[Entries from a dataset of interfaces]
===============

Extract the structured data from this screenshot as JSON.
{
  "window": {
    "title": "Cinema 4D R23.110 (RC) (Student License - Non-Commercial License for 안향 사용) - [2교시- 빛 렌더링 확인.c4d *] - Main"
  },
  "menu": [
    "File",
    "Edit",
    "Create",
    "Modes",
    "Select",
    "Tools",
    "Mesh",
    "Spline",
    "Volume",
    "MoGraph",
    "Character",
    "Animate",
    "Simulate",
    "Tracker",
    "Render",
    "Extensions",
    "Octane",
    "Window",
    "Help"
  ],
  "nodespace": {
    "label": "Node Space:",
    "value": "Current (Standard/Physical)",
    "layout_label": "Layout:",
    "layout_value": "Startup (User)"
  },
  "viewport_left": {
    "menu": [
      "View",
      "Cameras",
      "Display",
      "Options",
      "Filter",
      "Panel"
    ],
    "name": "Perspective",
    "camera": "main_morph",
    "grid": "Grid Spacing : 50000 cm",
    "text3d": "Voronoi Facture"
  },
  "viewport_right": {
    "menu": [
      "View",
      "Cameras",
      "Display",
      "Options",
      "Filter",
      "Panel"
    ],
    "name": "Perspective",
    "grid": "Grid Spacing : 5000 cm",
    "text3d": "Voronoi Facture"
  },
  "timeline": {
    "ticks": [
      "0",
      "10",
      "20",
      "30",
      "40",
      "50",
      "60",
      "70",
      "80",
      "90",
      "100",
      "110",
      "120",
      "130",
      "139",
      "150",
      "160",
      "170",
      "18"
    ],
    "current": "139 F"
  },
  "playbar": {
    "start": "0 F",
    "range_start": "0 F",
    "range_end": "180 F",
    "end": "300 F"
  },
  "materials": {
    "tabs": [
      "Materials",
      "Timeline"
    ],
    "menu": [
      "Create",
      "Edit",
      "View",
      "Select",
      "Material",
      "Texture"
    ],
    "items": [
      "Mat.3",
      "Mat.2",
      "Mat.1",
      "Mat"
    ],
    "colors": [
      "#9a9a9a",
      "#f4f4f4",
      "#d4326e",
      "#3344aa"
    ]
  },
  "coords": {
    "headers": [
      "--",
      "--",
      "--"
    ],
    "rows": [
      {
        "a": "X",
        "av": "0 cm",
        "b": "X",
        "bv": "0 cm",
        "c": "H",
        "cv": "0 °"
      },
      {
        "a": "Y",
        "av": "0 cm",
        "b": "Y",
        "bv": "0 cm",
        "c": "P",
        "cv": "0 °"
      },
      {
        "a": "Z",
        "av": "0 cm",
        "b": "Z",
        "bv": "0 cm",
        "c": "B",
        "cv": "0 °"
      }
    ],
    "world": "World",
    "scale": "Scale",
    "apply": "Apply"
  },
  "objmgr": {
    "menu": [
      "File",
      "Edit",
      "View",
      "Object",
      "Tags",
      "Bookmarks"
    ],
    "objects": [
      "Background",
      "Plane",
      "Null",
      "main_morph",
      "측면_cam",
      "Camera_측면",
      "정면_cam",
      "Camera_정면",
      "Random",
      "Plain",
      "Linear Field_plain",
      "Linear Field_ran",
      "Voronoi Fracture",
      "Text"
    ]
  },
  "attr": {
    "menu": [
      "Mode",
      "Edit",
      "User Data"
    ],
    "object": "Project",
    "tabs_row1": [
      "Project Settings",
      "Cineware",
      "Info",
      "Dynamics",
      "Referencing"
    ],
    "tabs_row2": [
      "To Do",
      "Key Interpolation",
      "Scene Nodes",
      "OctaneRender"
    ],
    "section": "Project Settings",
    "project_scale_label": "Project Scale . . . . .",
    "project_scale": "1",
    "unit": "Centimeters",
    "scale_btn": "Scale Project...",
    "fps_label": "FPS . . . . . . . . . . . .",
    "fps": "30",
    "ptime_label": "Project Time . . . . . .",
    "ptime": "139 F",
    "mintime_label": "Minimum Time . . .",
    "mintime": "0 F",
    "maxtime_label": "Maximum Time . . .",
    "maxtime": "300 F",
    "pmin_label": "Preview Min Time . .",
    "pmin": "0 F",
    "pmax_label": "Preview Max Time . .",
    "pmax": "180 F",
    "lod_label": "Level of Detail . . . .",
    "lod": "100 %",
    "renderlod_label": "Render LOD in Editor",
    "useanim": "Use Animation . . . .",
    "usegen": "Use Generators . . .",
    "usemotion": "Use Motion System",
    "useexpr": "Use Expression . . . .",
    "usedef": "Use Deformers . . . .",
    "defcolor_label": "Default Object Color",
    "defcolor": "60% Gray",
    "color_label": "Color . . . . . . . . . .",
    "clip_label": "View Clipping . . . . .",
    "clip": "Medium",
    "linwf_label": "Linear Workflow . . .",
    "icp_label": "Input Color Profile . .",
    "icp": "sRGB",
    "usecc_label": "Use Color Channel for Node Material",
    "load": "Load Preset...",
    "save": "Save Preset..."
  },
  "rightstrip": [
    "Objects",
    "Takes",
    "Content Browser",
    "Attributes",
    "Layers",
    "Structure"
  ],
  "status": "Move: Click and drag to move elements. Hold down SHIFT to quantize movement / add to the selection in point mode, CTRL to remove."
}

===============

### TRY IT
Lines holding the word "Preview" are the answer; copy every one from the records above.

### FINISHED TASK
    "pmin_label": "Preview Min Time . .",
    "pmax_label": "Preview Max Time . .",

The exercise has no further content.